He sincerely believes he has worked so hard his whole life that he has rightfully "earned" the true privilege of owning multiple properties and a horse barn much bigger than the space most people live in. In his eyes, a lot of the rest of the world are lazy incompetent leeches sucking off the system in order to barely have enough food for survival and the so-called "privilege" of health care and shelter. (Something that Mitt has never had to be concerned about lacking.)
The world we live in dictates that employers can see your Facebook page at will. The government can read your e-mails and social networking if they want to. They can also listen to your phone calls when and if they want to for virtually any reason. And, according to the Obama administration, the president has the right to deem whichever Americans are overseas as "terrorists" and kill those people without them ever facing trial.
Most hypocritically, the Obama administration, with the help of Congress, led by Democratic Sen. Dianne Feinstein, is trying hard to extradite WikiLeaks founder Julian Assange for a fate we can only not want to imagine. They are also attempting to imprison Bradley Manning for life for helping expose government war crimes.
What is this government so afraid of exposing? It seems being exposed to the exact same standards they want everyone else to be.
Greg Morse, Providence, R.I.
Standing up to a corporate giant
IN RESPONSE to "Walking out on Wal-Mart": American workers have been so beaten down and convinced of their own mediocrity that rarely in the past decade have we seen people standing up for themselves. With the Occupy movement and the recent resurgence in union relevancy, maybe we will see labor fight back against the owners and controllers of production and capital.
We are not mediocre. We are not lazy. We are not practicing the politics of envy. Is this Shenzhen? Will we need mass suicide and This American Life to bring to light the plight and demise of the American worker--or is this the United States, where hard work and playing by the rules actually earns you something to build a life on?

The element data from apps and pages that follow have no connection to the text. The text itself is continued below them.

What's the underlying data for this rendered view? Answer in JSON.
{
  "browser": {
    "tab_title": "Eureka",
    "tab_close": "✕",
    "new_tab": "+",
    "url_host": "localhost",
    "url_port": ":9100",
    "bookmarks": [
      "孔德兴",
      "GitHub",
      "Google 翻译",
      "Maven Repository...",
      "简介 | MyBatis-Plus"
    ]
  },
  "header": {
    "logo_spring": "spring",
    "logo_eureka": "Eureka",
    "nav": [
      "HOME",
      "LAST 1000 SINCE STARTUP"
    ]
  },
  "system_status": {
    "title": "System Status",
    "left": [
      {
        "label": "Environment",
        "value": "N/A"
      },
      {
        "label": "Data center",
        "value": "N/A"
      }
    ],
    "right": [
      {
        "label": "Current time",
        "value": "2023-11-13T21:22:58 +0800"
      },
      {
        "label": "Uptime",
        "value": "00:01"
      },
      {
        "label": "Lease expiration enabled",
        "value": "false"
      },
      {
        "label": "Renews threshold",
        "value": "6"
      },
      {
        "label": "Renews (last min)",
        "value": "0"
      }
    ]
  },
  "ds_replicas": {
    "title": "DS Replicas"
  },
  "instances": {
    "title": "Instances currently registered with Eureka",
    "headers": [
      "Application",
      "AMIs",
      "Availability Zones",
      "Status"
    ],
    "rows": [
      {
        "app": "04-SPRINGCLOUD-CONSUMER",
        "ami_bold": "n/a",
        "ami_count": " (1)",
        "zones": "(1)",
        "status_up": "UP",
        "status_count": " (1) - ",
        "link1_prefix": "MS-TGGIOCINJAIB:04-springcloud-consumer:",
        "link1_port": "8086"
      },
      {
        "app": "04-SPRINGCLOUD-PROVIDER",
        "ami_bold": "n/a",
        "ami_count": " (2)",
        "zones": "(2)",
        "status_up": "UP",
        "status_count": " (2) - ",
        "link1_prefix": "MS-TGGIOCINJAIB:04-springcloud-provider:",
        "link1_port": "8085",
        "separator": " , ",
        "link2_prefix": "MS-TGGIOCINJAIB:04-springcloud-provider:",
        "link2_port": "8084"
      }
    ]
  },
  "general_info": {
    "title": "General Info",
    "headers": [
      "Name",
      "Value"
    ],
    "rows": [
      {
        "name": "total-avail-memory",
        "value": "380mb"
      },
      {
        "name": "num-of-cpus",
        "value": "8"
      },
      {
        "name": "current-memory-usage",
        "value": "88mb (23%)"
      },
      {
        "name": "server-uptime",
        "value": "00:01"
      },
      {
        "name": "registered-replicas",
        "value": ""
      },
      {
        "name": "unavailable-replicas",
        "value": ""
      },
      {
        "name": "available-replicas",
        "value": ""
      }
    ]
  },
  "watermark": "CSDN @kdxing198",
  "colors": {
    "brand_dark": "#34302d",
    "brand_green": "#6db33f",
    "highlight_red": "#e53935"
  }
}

Alana Berry, Lawrenceville, Ga.
Islam deserves criticism
IN RESPONSE to "Cutting through the anti-Muslim propaganda": I am an avid reader of the International Socialist Review and this website. I believe you have some insightful things to say about U.S. capitalism and social justice that more people really need to be reading.
I agree with about 95 percent of what is written here, including that Obama and the Democrats are just as much puppets for the 1 percent ruling class as the Republicans. This website makes a brilliant response to the "lesser of two evils" argument that is constantly being put forward by liberals, which I am extremely glad to see being put out there.
However, it is on the issue of Islam that I have the biggest disagreement with you. I feel that you are only able to see Muslims as victims and never acknowledge the horrific acts that are often committed in the name of Islam.
You seem so focused on supposed bigotry toward Muslims and "Islamophobia," yet you never once seem to mention the awful way women, homosexuals, and religious minorities are often treated in Muslim countries.
I am not saying all Muslims should be targeted for their religious beliefs or discriminated against. I am also fully aware that U.S. imperialism abroad definitely plays a major factor in the grievances of the Muslim world.
However, I think it is wrongheaded and idiotic to cry "Islamophobia" whenever any criticism is made of Islam as a set of beliefs--certain tenets of a religion can be dangerous.
Matt Duran, from the Internet
Taking control where it matters
IN RESPONSE to "Is education a ticket out of poverty?": Even organizing unions is a problem. The more successful workers are in organizing, the more likely that a company will move their facilities to low-wage countries.
I see hope in what workers did in Argentina when they took over plants that were shut down. I think workers' co-ops is a way out for the workers affected, and for the country. Here is a good reason to get an education--so workers can take over companies and run them for themselves and their communities.
Edward Kortman, Colorado Springs, Colo.